In this idyllic setting, Gennaro Esposito — a local boy turned great chef who, unlike many others, has remained loyal to his land, its views and its flavours—cooks up extraordinary meals, which have earned him praise from critics far and wide (two Michelin stars and three forks from the Gambero Rosso guide, to name just two).

From his idea to combine the freshest local fish, cheese and vegetables, and keep their aromas as intact as possible, come intense bombs of flavour like John Dory with aubergine couscous, chilli honey and shellfish, prawn soup with buffalo mozzarella ravioli and tomato extract, or Esposito’s signature dish, ricotta soup with red mullet fillets.

It is a feast for the palate that is accompanied by great wines and ends with fabulous desserts or local cheeses. Well worth the trip—but if you can’t make it, Esposito publishes a monthly recipe for you to try at home (on where you can also book a table at the restaurant).

Torre del Saracino, Via Torretta 9, Marina d’Equa, +39 081 802 8555

Il Pellicano, Porto Ercole, Tuscany

Perched high on a hillside, Il Pellicano, in Porto Ercole, has, quite simply, one of the best views in Tuscany. A sapphire sea laps jagged cliffs green with trees and shrubs. The odd boat lolls in the water, and tall cypresses soar high above the beach. Miraculously, the food matches all this.

The plates here are so beautiful they threaten to steal the scene — it is worth ordering anything with asparagus just for the sculptural perfection of their arrangement — but that’s just to prime the palate for the gustatory treats in store. Chef Antonio Guida creates a modern Italian cuisine that is at the same time flavoursome and delicate, creative and down to earth, from fresh ingredients sourced from small local producers.

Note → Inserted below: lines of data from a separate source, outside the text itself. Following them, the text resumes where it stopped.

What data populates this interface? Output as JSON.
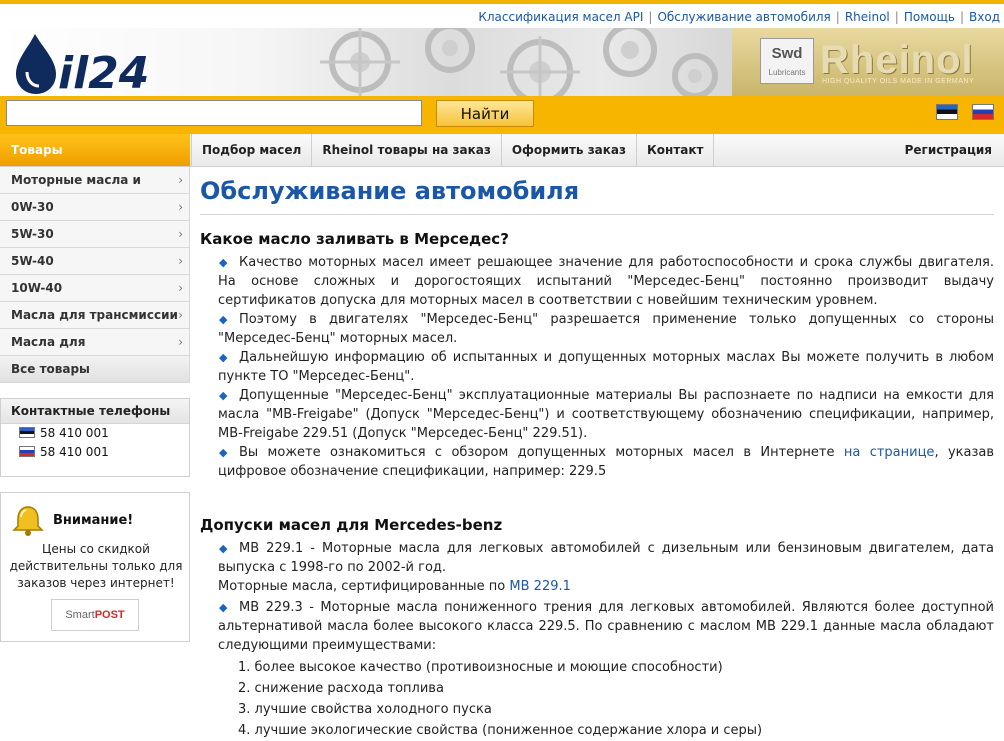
{
  "top_links": [
    "Классификация масел API",
    "Обслуживание автомобиля",
    "Rheinol",
    "Помощь",
    "Вход"
  ],
  "header": {
    "logo_text": "il24",
    "brand_box": "Swd",
    "brand_box_sub": "Lubricants",
    "brand_word": "Rheinol",
    "brand_tagline": "HIGH QUALITY OILS MADE IN GERMANY"
  },
  "search": {
    "value": "",
    "button_label": "Найти"
  },
  "nav": {
    "category_label": "Товары",
    "items": [
      "Подбор масел",
      "Rheinol товары на заказ",
      "Оформить заказ",
      "Контакт"
    ],
    "register_label": "Регистрация"
  },
  "sidebar": {
    "items": [
      "Моторные масла и смазки",
      "0W-30",
      "5W-30",
      "5W-40",
      "10W-40",
      "Масла для трансмиссии",
      "Масла для автоматической"
    ],
    "all_label": "Все товары",
    "chevron": "›"
  },
  "contacts": {
    "title": "Контактные телефоны",
    "phones": [
      "58 410 001",
      "58 410 001"
    ]
  },
  "notice": {
    "title": "Внимание!",
    "text": "Цены со скидкой действительны только для заказов через интернет!",
    "badge_a": "Smart",
    "badge_b": "POST"
  },
  "main": {
    "page_title": "Обслуживание автомобиля",
    "section1_title": "Какое масло заливать в Мерседес?",
    "section1_bullets": [
      "Качество моторных масел имеет решающее значение для работоспособности и срока службы двигателя. На основе сложных и дорогостоящих испытаний \"Мерседес-Бенц\" постоянно производит выдачу сертификатов допуска для моторных масел в соответствии с новейшим техническим уровнем.",
      "Поэтому в двигателях \"Мерседес-Бенц\" разрешается применение только допущенных со стороны \"Мерседес-Бенц\" моторных масел.",
      "Дальнейшую информацию об испытанных и допущенных моторных маслах Вы можете получить в любом пункте ТО \"Мерседес-Бенц\".",
      "Допущенные \"Мерседес-Бенц\" эксплуатационные материалы Вы распознаете по надписи на емкости для масла \"MB-Freigabe\" (Допуск \"Мерседес-Бенц\") и соответствующему обозначению спецификации, например, MB-Freigabe 229.51 (Допуск \"Мерседес-Бенц\" 229.51)."
    ],
    "section1_last_before": "Вы можете ознакомиться с обзором допущенных моторных масел в Интернете ",
    "section1_last_link": "на странице",
    "section1_last_after": ", указав цифровое обозначение спецификации, например: 229.5",
    "section2_title": "Допуски масел для Mercedes-benz",
    "mb2291_text": "MB 229.1 - Моторные масла для легковых автомобилей с дизельным или бензиновым двигателем, дата выпуска с 1998-го по 2002-й год.",
    "mb2291_cert": "Моторные масла, сертифицированные по ",
    "mb2291_link": "MB 229.1",
    "mb2293_text": "MB 229.3 - Моторные масла пониженного трения для легковых автомобилей. Являются более доступной альтернативой масла более высокого класса 229.5. По сравнению с маслом MB 229.1 данные масла обладают следующими преимуществами:",
    "advantages": [
      "1. более высокое качество (противоизносные и моющие способности)",
      "2. снижение расхода топлива",
      "3. лучшие свойства холодного пуска",
      "4. лучшие экологические свойства (пониженное содержание хлора и серы)"
    ]
  },
  "colors": {
    "accent": "#f7b500",
    "link": "#1a57a8",
    "bullet": "#1a63c8"
  }
}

So you’ll find ravioli — but they are filled with robiola cheese, salsify and Macadamia nut. A simple steamed cod fillet is flavoured with soya sauce, spring onions and herbs from the restaurant’s own vegetable garden. And the traditional Tuscan lamb is spiced with Indian vadouvan and enriched with creamed wheat, and Swiss chard stuffed with lemon-scented aubergines.

If you have ever looked at hotel restaurants with a wary eye, Il Pellicano will reconcile you with them. Granted, the bill may make you want to jump from the highest cliff, but this is a once in a lifetime experience. For more information and to book online, visit

Il Pellicano, Sbarcatello, Porto Ercole, +39 0564 833 418